September 9, 1922, Görlitz (Germany) – March 7, 2017, Seattle (United States)
At the age of 10, he began his studies at a Latin school, the Gymnasium in Grauen Kloster, in Berlin (Germany). In 1940 he graduated and voluntarily enlisted in the German Army.
In 1943, the army detects his potential as a scientist and orders him to enter the University of Breslau (the current Polish city of Wroclaw) to study Physics. However, during the Battle of the Bulge he was taken prisoner.
Three years later he was released from an American prison camp and returned to study at the University of Göttingen (Germany), one of the most advanced scientific centers of its time. There he obtained a doctor's degree in 1950 and, in 1952, he was invited to do a postdoctoral stay at Duke University (United States) for which he emigrated.
His outstanding career led him to be a professor at the University of Washington in Seattle (United States), first as assistant (1955-1958), associate (1958-1961) and, finally, full professor of Theoretical Physics (1961-2002). The year after obtaining this position that guaranteed his employment status, Dehmelt applied for and obtained US citizenship.
His investigations, focused mainly on the study of the primary components of matter and on the methods of their isolation, allowed the advancement of microphysics, such as, for example, the increase in precision of the measurements of atomic frequencies and of the transactions between atomic energy levels.
In the 1950s, Wolfgan Paul devised the so-called "Penning trap", an experimental method that allows a small number of electrons and other charged particles to be trapped for long periods of time by means of two fields (a static, magnetic and strong one). , and another electric and weak).
Dehmelt perfected this trap until, for the first time in 1973, he was able to retain an isolated electron for many hours, which in turn allowed him to study it in depth and make highly precise measurements of its properties. The great advance was that, until then, all classical measurements came from data obtained on millions of electrons at the same time, so one could only speak of estimates obtained by averaging.
Advancing his research, in 1975, Dehmelt managed to cool the particles by reducing their energy to measure them more precisely. These measurements refer to frequencies (quantum jumps), and to the magnetic moment of the electron, a measure of transcendental precision to test certain theories on quantum electronics.

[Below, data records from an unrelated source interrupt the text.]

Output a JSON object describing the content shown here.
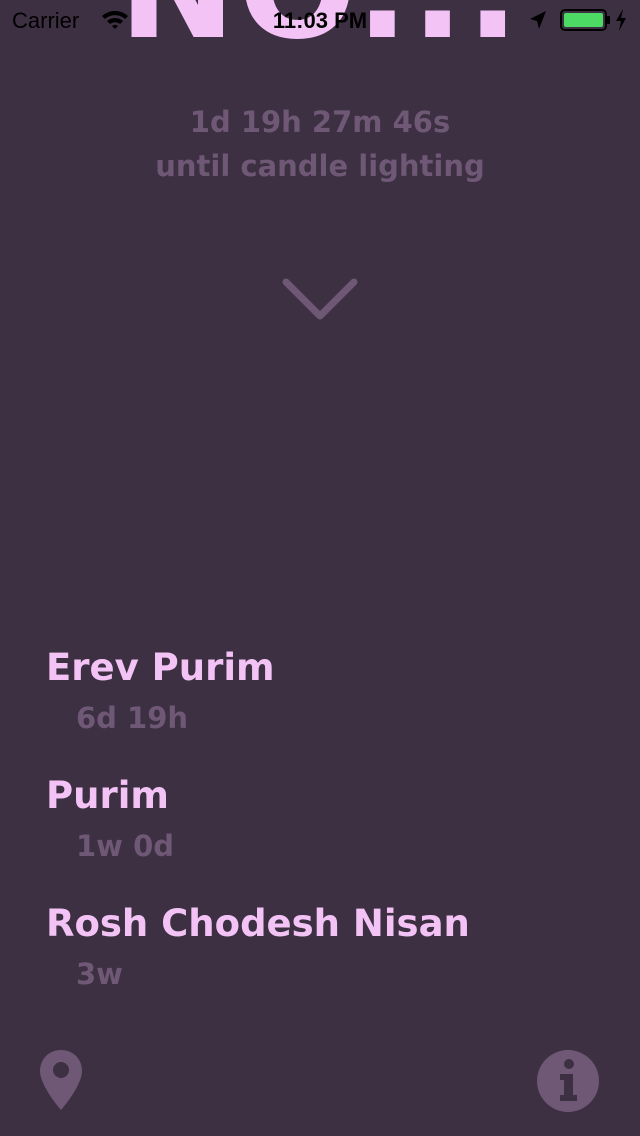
{
  "status_bar": {
    "carrier": "Carrier",
    "time": "11:03 PM",
    "icons": [
      "wifi-icon",
      "location-arrow-icon",
      "battery-icon",
      "charging-icon"
    ],
    "battery_color": "#4cd964"
  },
  "header": {
    "title": "NO..."
  },
  "countdown": {
    "value": "1d 19h 27m 46s",
    "label": "until candle lighting"
  },
  "holidays": [
    {
      "name": "Erev Purim",
      "time": "6d 19h"
    },
    {
      "name": "Purim",
      "time": "1w 0d"
    },
    {
      "name": "Rosh Chodesh Nisan",
      "time": "3w"
    }
  ],
  "footer": {
    "left_icon": "map-pin-icon",
    "right_icon": "info-icon"
  },
  "colors": {
    "background": "#3d3042",
    "primary_text": "#f3c3f6",
    "secondary_text": "#6f5876"
  }
}
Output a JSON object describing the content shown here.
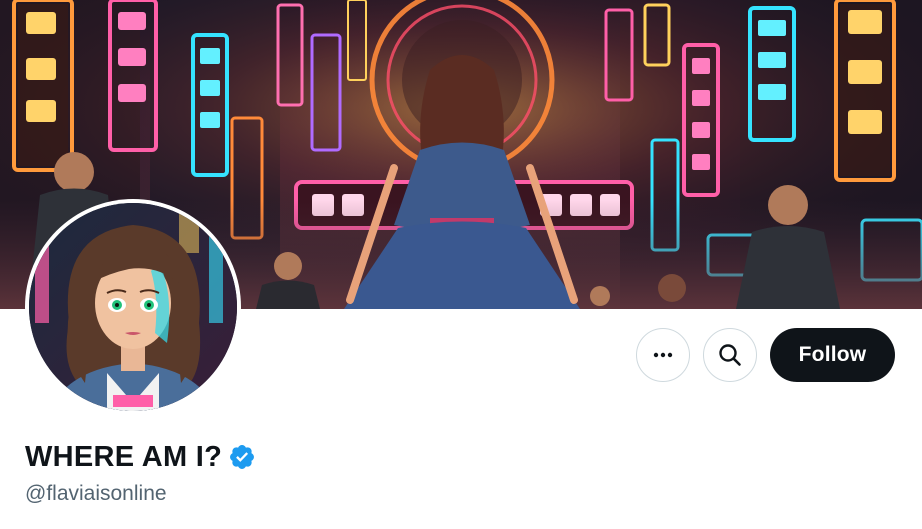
{
  "profile": {
    "display_name": "WHERE AM I?",
    "handle": "@flaviaisonline",
    "verified": true
  },
  "actions": {
    "more_icon": "more-horizontal-icon",
    "search_icon": "search-icon",
    "follow_label": "Follow"
  },
  "colors": {
    "follow_bg": "#0f1419",
    "follow_text": "#ffffff",
    "name_text": "#0f1419",
    "handle_text": "#536471",
    "verified_badge": "#1d9bf0",
    "button_border": "#cfd9de"
  }
}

In this way, in 1986 he was able to detect a single quantum jump (ie, an excitation level transition) in an isolated barium ion in an electromagnetic trap.
Three years later, Dehmelt concluded that the electron and the positron have exactly the same magnetic moment (with a possible error of one part in a trillion). Furthermore, as a result of his measuring work, he established a more precise value for the radius of the electron at 10-22 meters, that is, 1,000 times less than the upper limit previously calculated by means of particle accelerators.
In 1989, he received the Nobel Prize in Physics, which he shared with the Americans Norman Foster Ramsey and Wolfgang Paul for their contributions to modern microphysics.